JCT: Do you accept donations from developers?
KZH: No, absolutely not. I don’t even think a developer would approach me with a donation. But, if that were on the off chance to happen, I would not.
JCT: Is there anything that you want to talk about that we haven’t talked about just now? Any burning issues that you want to let the reader know about?
KZH: Sustainability and lack of sustainability in Ward A. There are so many opportunities to sort of change the course of where we’ve headed. There are huge places where there’s been contaminated land and now it’s covered up, which causes a lot of flooding. I think we need to rethink how we’re allowing people to build and develop and sort of right some wrongs. Country Village Park is an example. If you look at Hoboken and Bayonne, they’re both starting to build what are called “resiliency parks,” where they don’t only provide recreation for residents, but they also help with environmental issues we’re having such as flooding.

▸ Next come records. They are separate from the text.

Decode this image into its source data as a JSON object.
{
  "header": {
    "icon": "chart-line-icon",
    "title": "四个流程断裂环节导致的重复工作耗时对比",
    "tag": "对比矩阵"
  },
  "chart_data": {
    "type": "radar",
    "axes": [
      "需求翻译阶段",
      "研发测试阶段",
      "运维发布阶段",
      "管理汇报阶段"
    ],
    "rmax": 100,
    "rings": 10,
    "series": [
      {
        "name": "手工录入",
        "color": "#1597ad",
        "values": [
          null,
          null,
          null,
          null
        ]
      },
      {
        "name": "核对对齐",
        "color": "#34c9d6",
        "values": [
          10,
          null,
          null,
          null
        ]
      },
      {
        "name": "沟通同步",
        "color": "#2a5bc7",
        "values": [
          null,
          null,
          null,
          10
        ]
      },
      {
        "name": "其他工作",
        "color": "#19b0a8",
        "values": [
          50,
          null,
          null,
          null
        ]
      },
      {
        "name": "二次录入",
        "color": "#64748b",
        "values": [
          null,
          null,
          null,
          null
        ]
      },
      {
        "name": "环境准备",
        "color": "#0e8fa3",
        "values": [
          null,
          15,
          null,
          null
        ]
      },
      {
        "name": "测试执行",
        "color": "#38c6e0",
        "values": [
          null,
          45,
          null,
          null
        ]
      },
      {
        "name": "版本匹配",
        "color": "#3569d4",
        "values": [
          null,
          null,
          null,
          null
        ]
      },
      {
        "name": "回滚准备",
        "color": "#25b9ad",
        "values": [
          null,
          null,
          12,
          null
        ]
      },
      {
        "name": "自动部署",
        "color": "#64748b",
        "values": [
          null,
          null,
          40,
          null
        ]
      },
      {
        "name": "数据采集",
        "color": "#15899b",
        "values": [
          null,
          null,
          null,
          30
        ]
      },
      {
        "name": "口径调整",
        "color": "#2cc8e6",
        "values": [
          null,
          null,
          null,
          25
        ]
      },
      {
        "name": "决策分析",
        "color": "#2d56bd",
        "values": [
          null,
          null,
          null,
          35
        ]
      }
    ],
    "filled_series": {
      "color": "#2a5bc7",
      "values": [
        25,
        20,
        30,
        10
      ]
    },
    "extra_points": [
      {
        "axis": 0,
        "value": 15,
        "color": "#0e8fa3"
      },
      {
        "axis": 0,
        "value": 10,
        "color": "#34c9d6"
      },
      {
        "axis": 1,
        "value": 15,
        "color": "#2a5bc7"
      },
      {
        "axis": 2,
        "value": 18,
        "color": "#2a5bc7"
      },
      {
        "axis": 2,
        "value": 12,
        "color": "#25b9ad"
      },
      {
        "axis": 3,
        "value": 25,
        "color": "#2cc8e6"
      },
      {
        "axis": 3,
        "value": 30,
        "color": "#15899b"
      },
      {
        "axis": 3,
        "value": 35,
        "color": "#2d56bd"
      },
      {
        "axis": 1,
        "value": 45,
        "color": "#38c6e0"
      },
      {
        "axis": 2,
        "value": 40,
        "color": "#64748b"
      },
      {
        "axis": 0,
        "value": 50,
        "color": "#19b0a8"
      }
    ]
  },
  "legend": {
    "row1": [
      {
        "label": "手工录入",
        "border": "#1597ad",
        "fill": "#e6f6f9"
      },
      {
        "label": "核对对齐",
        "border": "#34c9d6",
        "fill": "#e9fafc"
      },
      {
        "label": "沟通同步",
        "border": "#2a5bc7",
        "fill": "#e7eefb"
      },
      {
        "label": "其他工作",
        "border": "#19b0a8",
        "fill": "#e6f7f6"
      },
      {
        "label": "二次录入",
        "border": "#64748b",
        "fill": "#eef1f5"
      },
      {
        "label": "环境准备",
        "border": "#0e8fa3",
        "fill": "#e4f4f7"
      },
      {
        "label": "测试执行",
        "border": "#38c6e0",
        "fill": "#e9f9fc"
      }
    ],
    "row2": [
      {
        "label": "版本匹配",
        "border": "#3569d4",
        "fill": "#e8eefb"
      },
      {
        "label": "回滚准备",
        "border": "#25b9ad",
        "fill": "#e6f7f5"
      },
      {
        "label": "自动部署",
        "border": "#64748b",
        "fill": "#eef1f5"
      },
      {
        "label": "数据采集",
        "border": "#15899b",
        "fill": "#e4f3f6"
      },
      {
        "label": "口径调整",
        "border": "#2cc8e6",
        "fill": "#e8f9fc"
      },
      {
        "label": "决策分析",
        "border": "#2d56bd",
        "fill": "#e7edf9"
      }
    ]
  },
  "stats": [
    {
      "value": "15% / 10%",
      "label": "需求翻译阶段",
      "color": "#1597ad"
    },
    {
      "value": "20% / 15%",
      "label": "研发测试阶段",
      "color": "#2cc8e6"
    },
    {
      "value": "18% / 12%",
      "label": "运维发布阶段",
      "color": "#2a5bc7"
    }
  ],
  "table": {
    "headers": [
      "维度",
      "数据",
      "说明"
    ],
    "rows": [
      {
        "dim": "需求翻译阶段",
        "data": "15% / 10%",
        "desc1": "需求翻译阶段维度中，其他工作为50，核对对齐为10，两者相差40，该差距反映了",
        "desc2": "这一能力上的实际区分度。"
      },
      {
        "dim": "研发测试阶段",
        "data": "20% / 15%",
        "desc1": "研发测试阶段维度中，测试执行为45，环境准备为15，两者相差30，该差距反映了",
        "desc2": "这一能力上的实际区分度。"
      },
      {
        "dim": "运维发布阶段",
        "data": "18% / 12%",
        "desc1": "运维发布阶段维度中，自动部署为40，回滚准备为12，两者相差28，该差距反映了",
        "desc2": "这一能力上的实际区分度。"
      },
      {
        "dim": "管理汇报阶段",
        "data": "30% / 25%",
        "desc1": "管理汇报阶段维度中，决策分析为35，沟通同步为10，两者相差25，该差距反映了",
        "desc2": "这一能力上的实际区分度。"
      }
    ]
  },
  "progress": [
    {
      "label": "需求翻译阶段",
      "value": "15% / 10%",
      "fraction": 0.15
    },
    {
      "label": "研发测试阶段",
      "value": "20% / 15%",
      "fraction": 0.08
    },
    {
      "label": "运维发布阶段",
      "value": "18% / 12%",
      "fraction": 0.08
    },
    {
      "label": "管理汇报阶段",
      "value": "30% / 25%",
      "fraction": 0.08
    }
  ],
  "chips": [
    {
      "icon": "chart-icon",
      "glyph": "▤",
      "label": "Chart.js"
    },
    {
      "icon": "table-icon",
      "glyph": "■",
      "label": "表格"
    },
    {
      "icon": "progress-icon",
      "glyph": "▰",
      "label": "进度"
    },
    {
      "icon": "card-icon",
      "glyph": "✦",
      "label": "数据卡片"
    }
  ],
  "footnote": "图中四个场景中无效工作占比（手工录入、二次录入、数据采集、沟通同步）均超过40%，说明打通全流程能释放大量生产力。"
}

Just rethinking the way that we do a lot of things. Rooftop gardens on a lot of houses could help with flooding in certain areas. Legislating that you cannot have concrete slabs on new development anymore. Turning parks into resiliency parks where underneath the grass that we have are basins that can hold 500 thousand gallons worth of water so that we can redirect a lot of the flooding that we get in Ward A. Planting more trees. If you look at the tree canopy, Ward A is greatly lacking, and there’s so many opportunities there where we can provide treat trees not only because they beautify the neighborhood, but they also help with environmental and flooding issues.